(8)           Dual and multiple fields shall be independently dosed by separate pumps which shall automatically alternate.  The supply lines shall be "H" connected to permit manual alternation between fields dosed by each pump.  "H" connection valving shall be readily accessible from the ground surface, either from the pump tank access manhole or in a separate valve chamber outside the pump tank.  Other equivalent methods of dosing dual or multiple fields may be approved by the State.

(9)           The pump tank shall have a properly functioning high‑water alarm.  The alarm circuit shall be supplied ahead of any pump overload and short circuit protective devices.  The alarm shall be audible and visible by system users and weatherproof if installed outdoors in an enclosure (NEMA 4X or equivalent).

(d)  Siphons and siphon dosing tanks may be used when at least two feet of elevation drop can be maintained between the siphon outlet invert and the inlet invert in the nitrification field distribution system.

(1)           Siphon dosing tanks shall be designed in accordance with the minimum dose requirements in this Rule and shall meet the construction requirements of this Section.  The siphon dose tank shall provide at least 12 inches of freeboard, and the inlet pipe shall be at least three inches above the siphon trip level. The high‑water alarm shall be set to activate within two inches of the siphon trip level.

(2)           Siphon dosing tanks shall have a watertight access opening over each siphon with a minimum diameter of 24 inches and extending to finished grade and designed to prevent surface water inflow.

(3)           The slope and size of the siphon discharge line shall be sufficient to handle the peak siphon discharge by gravity flow without the discharge line flowing full.  Vents for the discharge lines shall be located outside of the dosing tank or otherwise designed to not serve as an overflow for the tank.

(4)           All siphon parts shall be installed in accordance with the manufacturer's specifications.  All materials must be corrosion‑resistant, of cast iron, high density plastic, fiberglass, stainless steel, or equal.

(5)           Siphon dosing tanks shall have a properly functioning high‑water alarm that is audible and visible by system users and weatherproof if installed outdoors in an enclosure (NEMA 4X or equivalent).
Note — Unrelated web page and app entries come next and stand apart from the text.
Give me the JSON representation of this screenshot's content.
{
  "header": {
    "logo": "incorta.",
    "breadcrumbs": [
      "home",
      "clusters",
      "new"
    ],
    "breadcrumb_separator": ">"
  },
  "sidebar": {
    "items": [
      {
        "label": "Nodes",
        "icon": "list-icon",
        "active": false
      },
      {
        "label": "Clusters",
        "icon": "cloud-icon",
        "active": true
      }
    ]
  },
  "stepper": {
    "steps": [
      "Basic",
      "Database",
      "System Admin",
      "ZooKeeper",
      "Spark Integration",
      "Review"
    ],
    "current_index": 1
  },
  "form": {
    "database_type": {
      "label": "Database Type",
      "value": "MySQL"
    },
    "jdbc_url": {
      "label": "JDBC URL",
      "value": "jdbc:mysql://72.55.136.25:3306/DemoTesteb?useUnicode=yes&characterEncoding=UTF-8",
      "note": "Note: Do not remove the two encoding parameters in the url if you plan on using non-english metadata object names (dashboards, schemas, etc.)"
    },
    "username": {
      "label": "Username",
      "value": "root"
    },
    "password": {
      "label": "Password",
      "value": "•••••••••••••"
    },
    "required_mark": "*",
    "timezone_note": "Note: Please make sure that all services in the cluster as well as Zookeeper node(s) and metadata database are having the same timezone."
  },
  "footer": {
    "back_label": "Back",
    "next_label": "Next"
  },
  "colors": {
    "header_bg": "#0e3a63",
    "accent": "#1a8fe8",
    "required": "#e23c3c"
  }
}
(e)  Raw sewage lift stations shall meet the construction standards of this Section and all horizontal setback requirements for sewage treatment and disposal systems in accordance with Rule .1950(a) of this Section unless the station is a sealed, watertight chamber, in which case the setback requirements for collection sewers in Rule .1950(e) of this Section shall apply.  Sealed, watertight chambers shall be of a single, prefabricated unit, such as fiberglass, with sealed top cover, and preformed inlet and outlet pipe openings connected with solvent welds, O‑ring seals, rubber boots, stainless steel straps, or equivalent.  Dual pumps shall be provided for stations serving two or more buildings or for a facility with more than six water closets.  Pumps shall be listed by Underwriter's Laboratories or an equivalent third party electrical testing and listing agency, and shall be grinder pumps or solids‑handling pumps capable of handling at least three‑inch spheres unless the station serves no more than a single water closet, lavatory, and shower, in which case two‑inch solids handling pumps shall be acceptable.  Minimum pump capacity shall be 2.5 times the average daily flow rate.  The dosing volume shall be set so that the pump‑off time does not exceed 30 minutes, except for stations serving single buildings, and pump run‑time shall be from three to ten minutes at average flow.  Pump station emergency storage capacity and total liquid capacity shall be determined in accordance with Paragraph (c)(1)(D) of this Rule except for a sealed, watertight chamber serving an individual building, in which case a minimum storage capacity of eight hours shall be required.  All other applicable requirements for pump tanks and pump dosing systems in accordance with Paragraph (c) of this Rule shall also apply to raw sewage lift stations.

 

History Note:        Authority G.S. 130A‑335 (e)(f)(f1)[2nd];

Eff. July 1, 1982;

Amended Eff. August 1, 1991; January 1, 1990;

Temporary Amendment Eff. January 1, 1999;

Amended Eff. August 1, 2000.